Inflammatory markers and depression in Parkinson's disease: a systematic review

Neurol Sci. 2022 Dec;43(12):6707-6717. doi: 10.1007/s10072-022-06363-7. Epub 2022 Aug 30.


Background: Parkinson's disease (PD) patients experience non-motor symptoms (NMS), which may appear before motor manifestations. The most common NMS is depression, affecting about 30-40% of PD patients. Both PD and depression are associated with an increased inflammatory burden, with studies showing elevation of diverse inflammatory markers in patients with both conditions.

Methods: A systematic review was conducted in PubMed and PsycINFO databases to investigate what inflammatory markers are associated with PD depression (PDD). Only studies in English that measured inflammatory markers and analyzed against depression scores in PD patients were included.

Results: A total of 1132 articles were retrieved, and 14 entries were found to be eligible. Twelve were cross-sectional studies, one was a cohort, and one was a non-randomized controlled trial. IL-17A was the only marker strongly associated with PDD, while studies assessing sIL-2R and serum amyloid A found a moderate correlation. C-reactive protein, IL-10, tumor necrosis factor-α, monocyte chemoattractant protein-1, and IL-6 yielded conflicting results. Their possible roles in PDD are discussed. PDD was also related to longer disease duration and other NMS, such as anxiety, fatigue, dementia, REM sleep behavior disorder, and autonomic dysfunction.

Conclusion: We suggest that these markers may be used for distinguishing isolated depression from that related to neurodegeneration, especially in individuals that concurrently present with other known prodromal symptoms of PD and other α-synucleinopathies. However, future prospective studies are warranted to confirm this hypothesis.

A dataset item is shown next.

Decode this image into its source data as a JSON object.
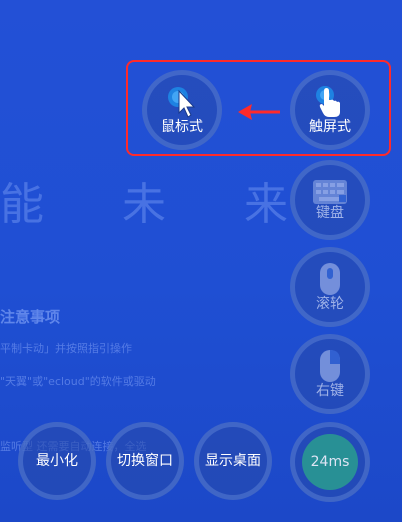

Keywords: Depression; Inflammation; Parkinson's disease; Systematic review.

Publication types

  • Controlled Clinical Trial
  • Systematic Review
  • Review

MeSH terms

  • Anxiety
  • Biomarkers
  • Depression / etiology
  • Humans
  • Parkinson Disease*
  • REM Sleep Behavior Disorder* / complications
  • Synucleinopathies*


  • Biomarkers